Climate Beacons for COP26 – applications closed
Pioneering ‘Climate Beacons’ to bring together culture and green sectors for COP26 public engagement across Scotland.
Editor’s note: 30th June 2021
Seven Climate Beacons for COP26 were announced on 3rd June 2021. Accordingly we have updated the image above from our illustrative version to a graphic showing specific locations.
Climate Beacons for COP26 is an innovative project that will harness the cultural sector’s unique power to deliver deep-rooted public engagement with climate change through the once-in-a-generation opportunity of COP26 (‘Conference of the Parties’, the UN Climate Summit) coming to Glasgow in November. It will seize this chance to bring about lasting change within the cultural sector, society and policy in Scotland and provide an internationally inspiring example of Scotland’s climate leadership.
This project will pair leading organisations in arts, culture, heritage, climate science, policy, the public sector, and civil society to form ‘Climate Beacons’ that will work in close collaboration to develop lasting public engagement with climate change in the lead-up to, during and after COP26. The Beacons will be situated around Scotland in a wide variety of locations, strengthening engagement with COP26 beyond Glasgow to the whole country and supporting the recovery of Scotland’s cultural sector from the impacts of COVID-19.
Learning from the successes and failures of previous COP artistic programmes , Climate Beacons for COP26 will promote greater collaboration between the cultural and climate sectors, distribute activity more broadly and accessibly, and ensure that there is a long-term legacy beyond the UN Climate talks. It is now recognised that climate change is as much a socio-cultural issue as it is a technical, scientific, economic, or political one. With its ability to influence society, the cultural sector therefore has an essential role to play in addressing it.
Creative Carbon Scotland is co-ordinating the project, bringing our existing expertise as a unique connecting role between sectors as well as learnings from ongoing research and collaborations. A steering group of ‘co-ordinating partners’ provides additional advice, contacts and networks. These partners are leading sector organisations and development bodies: Architecture and Design Scotland, Creative Scotland, the Edinburgh Climate Change Institute, Museums Galleries Scotland, the Scottish Library and Information Council, and the Sustainable Scotland Network.
The project is funded by the Scottish Government, Creative Scotland, and Museums Galleries Scotland among others.
The Climate Beacons will launch ahead of COP26 and continue to operate until mid-2022. Beacons will make use of the shared resources and knowledge of cultural venues and climate organisations to provide a welcoming physical and virtual space for conversation about COP26 and climate action between members of the public, artists and cultural sector professionals, environmental NGOs and wider civil society, scientists, and policymakers.
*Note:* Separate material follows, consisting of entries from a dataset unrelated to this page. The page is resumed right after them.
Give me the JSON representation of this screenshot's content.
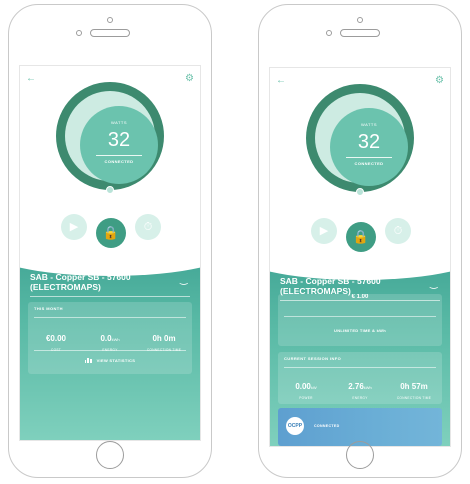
{
  "screens": [
    {
      "ring": {
        "label": "WATTS",
        "value": "32",
        "status": "CONNECTED"
      },
      "station": {
        "line1": "SAB - Copper SB - 57600",
        "line2": "(ELECTROMAPS)"
      },
      "month_card": {
        "title": "THIS MONTH",
        "stats": [
          {
            "value": "€0.00",
            "unit": "",
            "key": "COST"
          },
          {
            "value": "0.0",
            "unit": "kWh",
            "key": "ENERGY"
          },
          {
            "value": "0h 0m",
            "unit": "",
            "key": "CONNECTION TIME"
          }
        ],
        "view_label": "VIEW STATISTICS"
      }
    },
    {
      "ring": {
        "label": "WATTS",
        "value": "32",
        "status": "CONNECTED"
      },
      "station": {
        "line1": "SAB - Copper SB - 57600",
        "line2": "(ELECTROMAPS)"
      },
      "tariff_card": {
        "top_cut": "€ 1.00",
        "label": "UNLIMITED TIME & kWh"
      },
      "session_card": {
        "title": "CURRENT SESSION INFO",
        "stats": [
          {
            "value": "0.00",
            "unit": "kW",
            "key": "POWER"
          },
          {
            "value": "2.76",
            "unit": "kWh",
            "key": "ENERGY"
          },
          {
            "value": "0h 57m",
            "unit": "",
            "key": "CONNECTION TIME"
          }
        ]
      },
      "ocpp": {
        "logo": "OCPP",
        "status": "CONNECTED"
      }
    }
  ],
  "icons": {
    "back": "back-arrow-icon",
    "settings": "gear-icon",
    "play": "play-icon",
    "lock": "lock-icon",
    "timer": "timer-icon",
    "plug": "plug-icon",
    "stats": "bar-chart-icon"
  },
  "colors": {
    "teal": "#58b9a5",
    "dark_green": "#3d8a6f",
    "ocpp_blue": "#6aaed6"
  }
}
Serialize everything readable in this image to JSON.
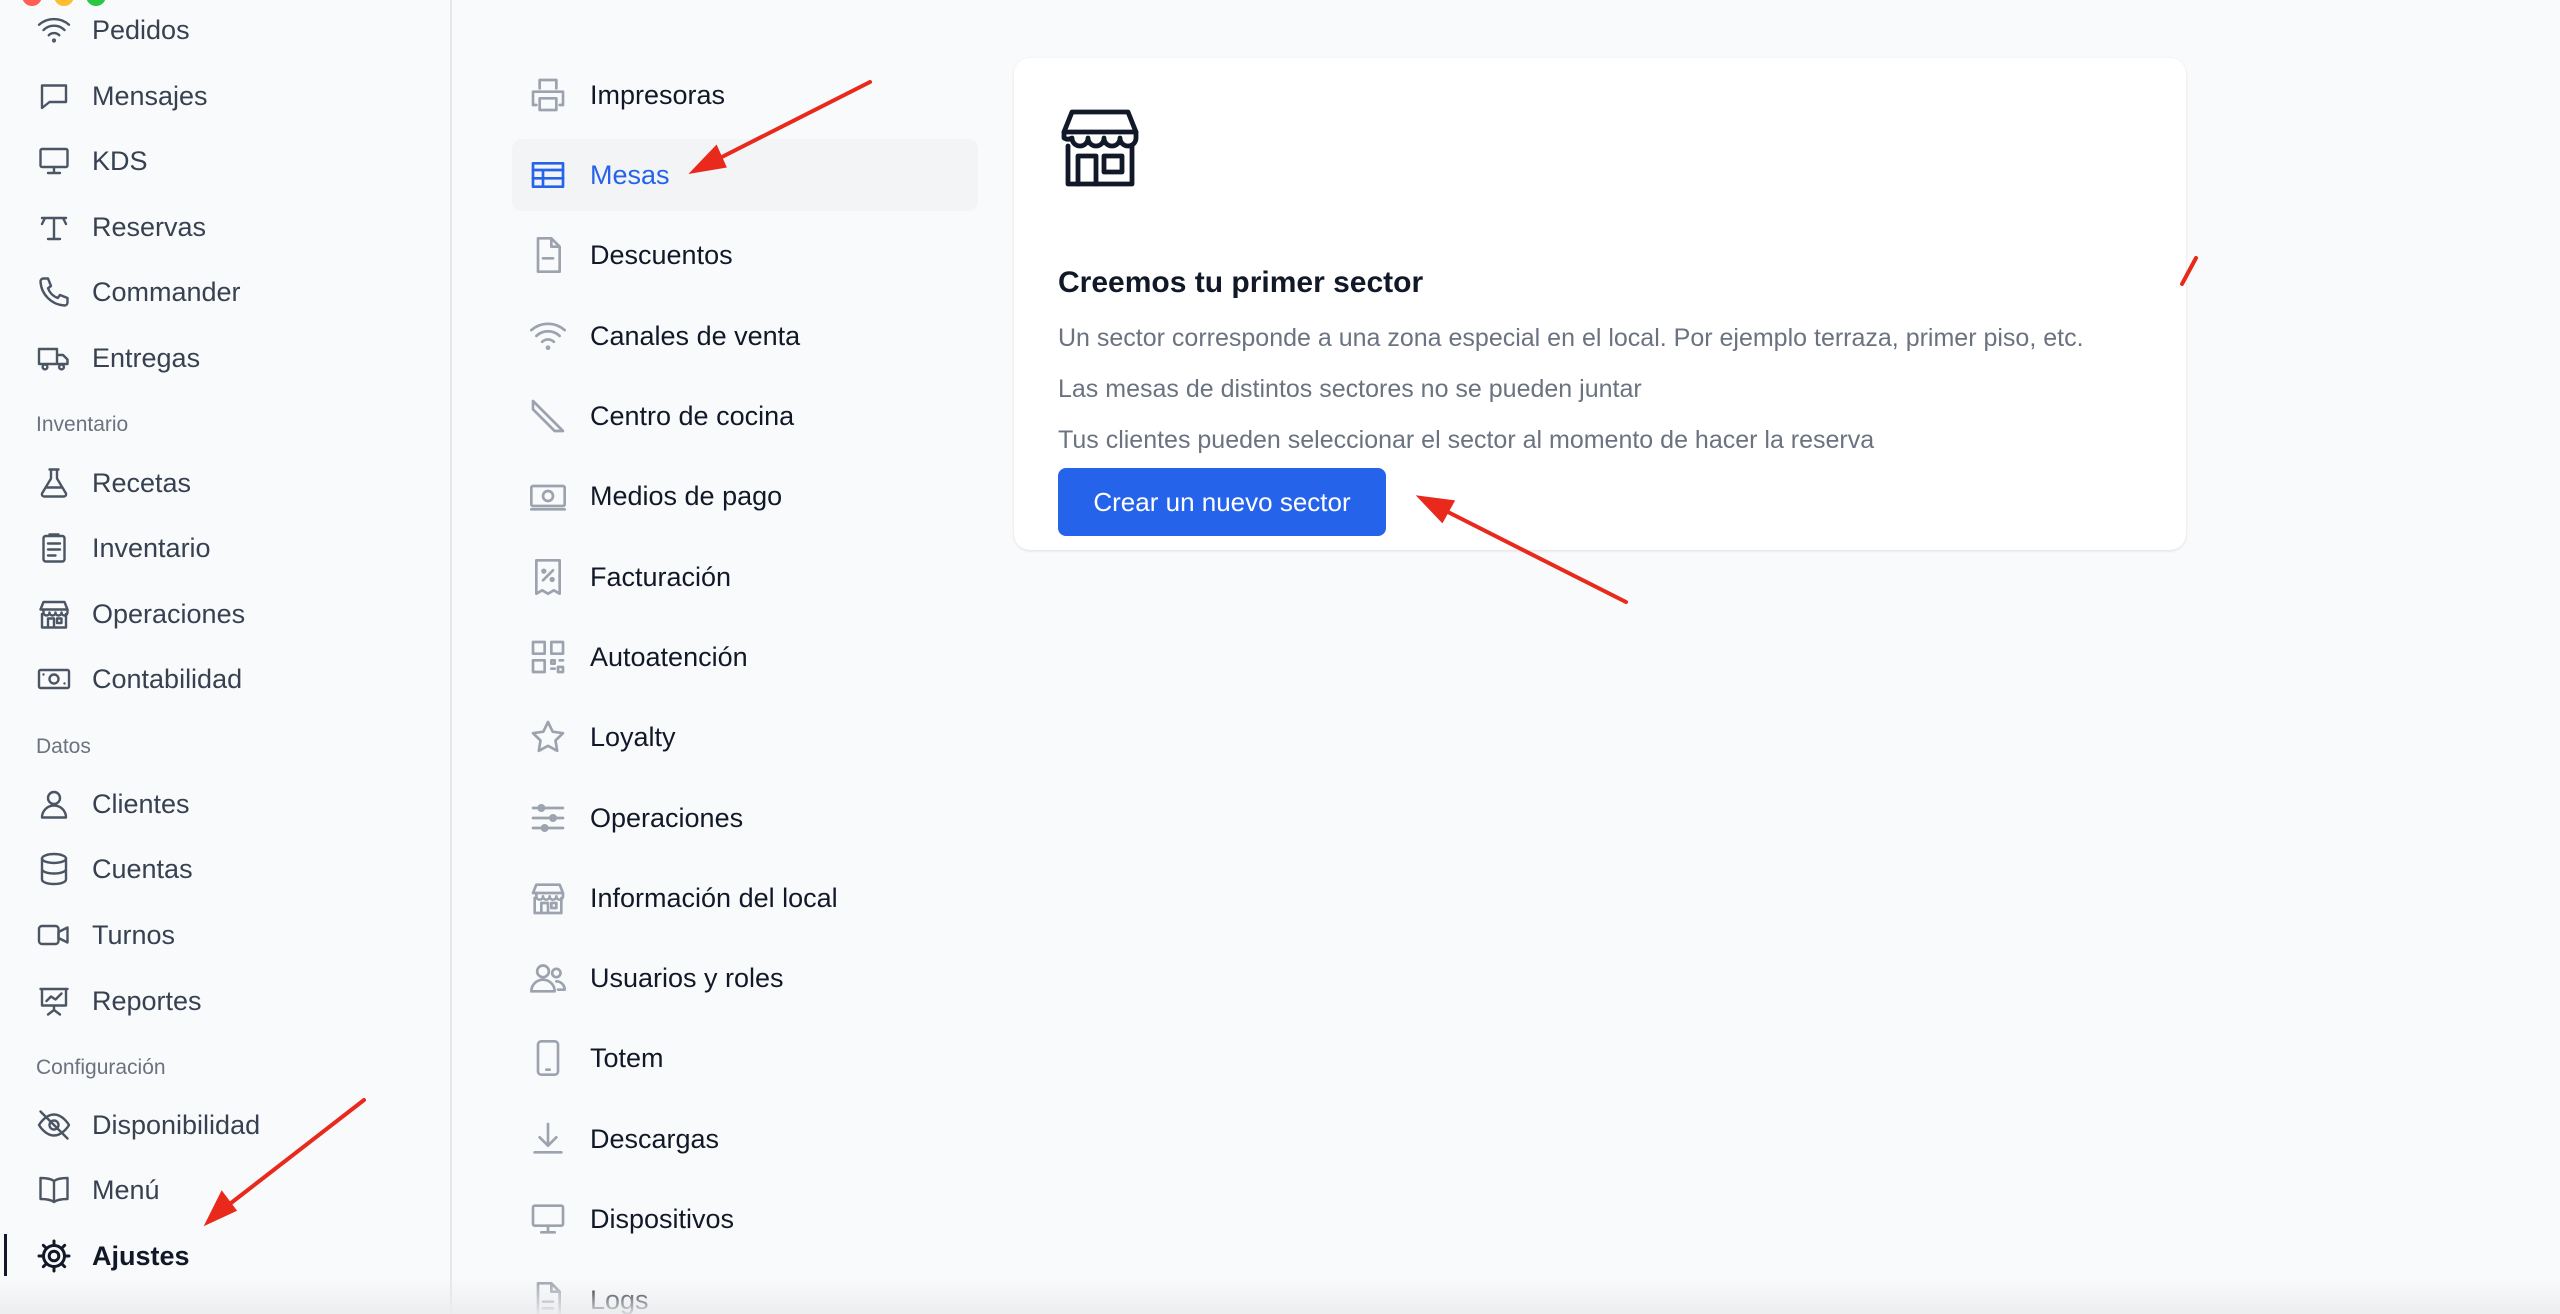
{
  "window": {
    "traffic_lights": [
      "#ff5f57",
      "#febc2e",
      "#28c840"
    ]
  },
  "sidebar": {
    "items_top": [
      {
        "id": "pedidos",
        "label": "Pedidos",
        "icon": "wifi-icon"
      },
      {
        "id": "mensajes",
        "label": "Mensajes",
        "icon": "chat-bubble-icon"
      },
      {
        "id": "kds",
        "label": "KDS",
        "icon": "monitor-icon"
      },
      {
        "id": "reservas",
        "label": "Reservas",
        "icon": "table-icon"
      },
      {
        "id": "commander",
        "label": "Commander",
        "icon": "phone-icon"
      },
      {
        "id": "entregas",
        "label": "Entregas",
        "icon": "truck-icon"
      }
    ],
    "section_inventario": "Inventario",
    "items_inventario": [
      {
        "id": "recetas",
        "label": "Recetas",
        "icon": "beaker-icon"
      },
      {
        "id": "inventario",
        "label": "Inventario",
        "icon": "clipboard-icon"
      },
      {
        "id": "operaciones",
        "label": "Operaciones",
        "icon": "store-icon"
      },
      {
        "id": "contabilidad",
        "label": "Contabilidad",
        "icon": "banknote-icon"
      }
    ],
    "section_datos": "Datos",
    "items_datos": [
      {
        "id": "clientes",
        "label": "Clientes",
        "icon": "user-icon"
      },
      {
        "id": "cuentas",
        "label": "Cuentas",
        "icon": "database-icon"
      },
      {
        "id": "turnos",
        "label": "Turnos",
        "icon": "video-camera-icon"
      },
      {
        "id": "reportes",
        "label": "Reportes",
        "icon": "presentation-chart-icon"
      }
    ],
    "section_config": "Configuración",
    "items_config": [
      {
        "id": "disponibilidad",
        "label": "Disponibilidad",
        "icon": "eye-slash-icon"
      },
      {
        "id": "menu",
        "label": "Menú",
        "icon": "book-open-icon"
      },
      {
        "id": "ajustes",
        "label": "Ajustes",
        "icon": "cog-icon",
        "active": true
      }
    ]
  },
  "settings_menu": {
    "active": "Mesas",
    "items": [
      {
        "label": "Impresoras",
        "icon": "printer-icon"
      },
      {
        "label": "Mesas",
        "icon": "table-cells-icon"
      },
      {
        "label": "Descuentos",
        "icon": "document-minus-icon"
      },
      {
        "label": "Canales de venta",
        "icon": "wifi-icon"
      },
      {
        "label": "Centro de cocina",
        "icon": "knife-icon"
      },
      {
        "label": "Medios de pago",
        "icon": "banknote-icon"
      },
      {
        "label": "Facturación",
        "icon": "receipt-percent-icon"
      },
      {
        "label": "Autoatención",
        "icon": "qr-code-icon"
      },
      {
        "label": "Loyalty",
        "icon": "star-icon"
      },
      {
        "label": "Operaciones",
        "icon": "adjustments-icon"
      },
      {
        "label": "Información del local",
        "icon": "store-icon"
      },
      {
        "label": "Usuarios y roles",
        "icon": "users-icon"
      },
      {
        "label": "Totem",
        "icon": "tablet-icon"
      },
      {
        "label": "Descargas",
        "icon": "download-icon"
      },
      {
        "label": "Dispositivos",
        "icon": "computer-desktop-icon"
      },
      {
        "label": "Logs",
        "icon": "document-text-icon"
      }
    ]
  },
  "empty_state": {
    "icon": "store-icon",
    "title": "Creemos tu primer sector",
    "lines": [
      "Un sector corresponde a una zona especial en el local. Por ejemplo terraza, primer piso, etc.",
      "Las mesas de distintos sectores no se pueden juntar",
      "Tus clientes pueden seleccionar el sector al momento de hacer la reserva"
    ],
    "button_label": "Crear un nuevo sector"
  },
  "colors": {
    "accent": "#2563eb",
    "annotation": "#e8291c"
  }
}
Ben Twist, director of Creative Carbon Scotland, said: ‘The presence of the COP26 talks in Glasgow this year represents a major opportunity to boost climate action in Scotland. At Creative Carbon Scotland, we have witnessed the enthusiasm of arts organisations around the country for contributing to this activity. Climate Beacons provides an opportunity to direct the skills and resources of the arts sector into deep-seated and long-lasting public engagement that will ensure that this momentum continues long after the COP26 negotiations have concluded.’
Dave Reay, executive director of the Edinburgh Climate Change Institute, said: ‘Creative Carbon Scotland has a proven track record of bringing together innovative collaborations between the cultural and climate sectors. The ambitious Climate Beacons project will share that expertise, setting up partnerships that will focus on engaging the public with COP26 but that will also establish connections and learning that will persist long into the future.’
For more information, please visit our Climate Beacons for COP26 project page.
Lewis Coenen-Rowe, culture/SHIFT officer, email@example.com, 07741457824
 We define ‘culture’ here as encompassing the arts, heritage, crafts, creative industries, and design, including voluntary as well as professional organisations. We define ‘environmental’ organisations as any for whom some of or all their focus is on addressing the challenges (and opportunities) posed by environmental issues such as climate change. This could include local and national authorities, public bodies, NGOs and charities, community organisations, education institutions or businesses.
 Our findings from a survey of previous arts and culture engagements with COPs are available here: https://www.creativecarbonscotland.com/resource/a-history-of-arts-and-culture-at-cops/.